His real agenda: To cash in on the innovations made by the ZCash team and disguise the fact that his work is just a cheap imitation.
Fast forward to early 2018.
Apparently, copying ZCash isn’t quite enough. So the serial coin imitator makes a new announcement: He and his team are forking ZClassic itself into another coin named Bitcoin Private.
And get this: The reason for the fork is that they want to introduce a “voluntary miner contribution” program to their original ZClassic.
The say it’s different. But it means they’re essentially adding back the same “miner tax” they had previously deleted.
Now, Bitcoin Private is truly identical to the original ZCash, except for meaningless differences. The only noteworthy change is the branding.

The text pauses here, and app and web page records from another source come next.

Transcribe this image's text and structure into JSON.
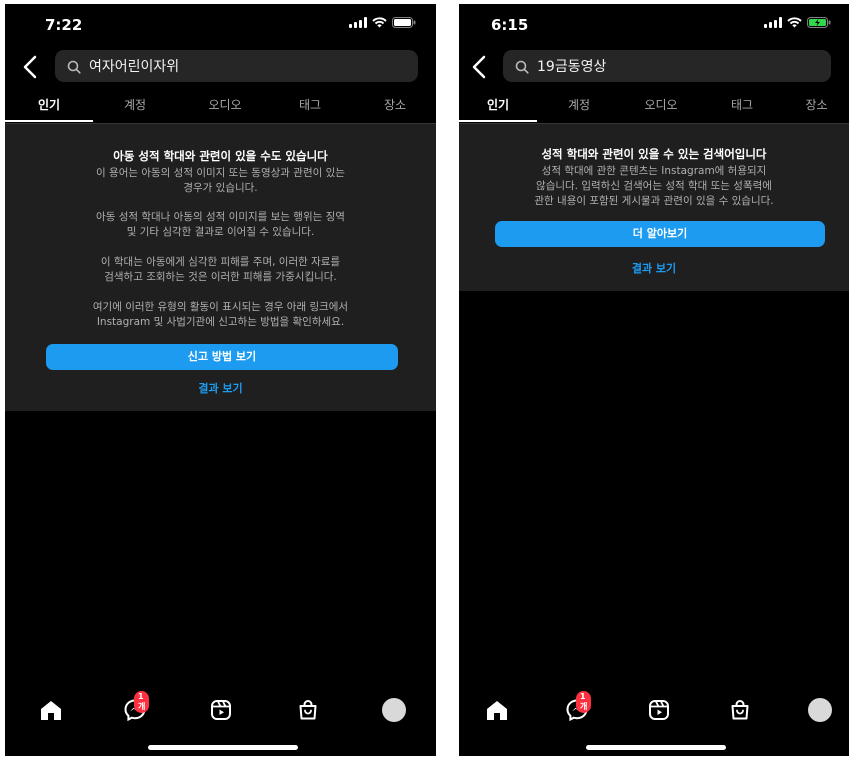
{
  "left": {
    "status": {
      "time": "7:22"
    },
    "search": {
      "value": "여자어린이자위"
    },
    "tabs": [
      {
        "label": "인기",
        "active": true
      },
      {
        "label": "계정",
        "active": false
      },
      {
        "label": "오디오",
        "active": false
      },
      {
        "label": "태그",
        "active": false
      },
      {
        "label": "장소",
        "active": false
      }
    ],
    "notice": {
      "title": "아동 성적 학대와 관련이 있을 수도 있습니다",
      "paragraphs": [
        "이 용어는 아동의 성적 이미지 또는 동영상과 관련이 있는\n경우가 있습니다.",
        "아동 성적 학대나 아동의 성적 이미지를 보는 행위는 징역\n및 기타 심각한 결과로 이어질 수 있습니다.",
        "이 학대는 아동에게 심각한 피해를 주며, 이러한 자료를\n검색하고 조회하는 것은 이러한 피해를 가중시킵니다.",
        "여기에 이러한 유형의 활동이 표시되는 경우 아래 링크에서\nInstagram 및 사법기관에 신고하는 방법을 확인하세요."
      ],
      "primary_button": "신고 방법 보기",
      "link_button": "결과 보기"
    },
    "nav": {
      "badge": "1개"
    }
  },
  "right": {
    "status": {
      "time": "6:15"
    },
    "search": {
      "value": "19금동영상"
    },
    "tabs": [
      {
        "label": "인기",
        "active": true
      },
      {
        "label": "계정",
        "active": false
      },
      {
        "label": "오디오",
        "active": false
      },
      {
        "label": "태그",
        "active": false
      },
      {
        "label": "장소",
        "active": false
      }
    ],
    "notice": {
      "title": "성적 학대와 관련이 있을 수 있는 검색어입니다",
      "paragraphs": [
        "성적 학대에 관한 콘텐츠는 Instagram에 허용되지\n않습니다. 입력하신 검색어는 성적 학대 또는 성폭력에\n관한 내용이 포함된 게시물과 관련이 있을 수 있습니다."
      ],
      "primary_button": "더 알아보기",
      "link_button": "결과 보기"
    },
    "nav": {
      "badge": "1개"
    }
  },
  "icons": [
    "back-icon",
    "search-icon",
    "home-icon",
    "messenger-icon",
    "reels-icon",
    "shop-icon",
    "avatar"
  ],
  "colors": {
    "background": "#000000",
    "notice_bg": "#1f1f1f",
    "accent": "#1d9bf0",
    "badge": "#ff3040"
  }
}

They figure going back to the tried-and-tested name “Bitcoin” will earn them more visibility.
This brings us back to the present.
After misleading investors by creating Bitcoin Private, building some hype around it, and making some big money in the process, the serial coin imitator is not giving up.
Click image for a larger view.
Based on one of his recent Tweets, it looks like he wants to grab the code of a nearly dead cryptocurrency called PrimeCoin, fork it into a new one he calls “Bitcoin Prime,” and start the game all over again.
To their credit, back at Bitcoin Private, the team bid the serial coin imitator a not-so-fond farewell.
Time for Investors to Wake Up
We recently conducted a poll about this on Twitter. We asked users to select which coin they believe is more closely aligned with Satoshi’s original vision — Bitcoin Cash or Bitcoin Private. Surprisingly, the majority selected Bitcoin Private.
So it seems many people have yet to catch on. But there are notable exceptions …
On social media recently, some people have been slamming Bitcoin Prime project.
And Dogecoin creator Jackson Palmer not only called the man out on this scheme, he also got him to admit he was holding PrimeCoin prior to his announcement that drove up its value.
Our Advice Is to Follow 3 Basic Rules:
Rule #1. Focus your investment dollars on the coins at the top of our list, meriting a grade of B- or better.
Rule #2. Avoid — or promptly get rid of — any coins you may have that merit ratings of D+ or lower, like Bitcoin Gold (D), DigiByte (D+), Electroneum (E), Nebulas Token (D+) or ReddCoin (D+).
Rule #3. Don’t touch the cheap imitation coins with a 10-foot pole. We don’t even bother to rate them.
And no matter what, be sure to follow us on Twitter.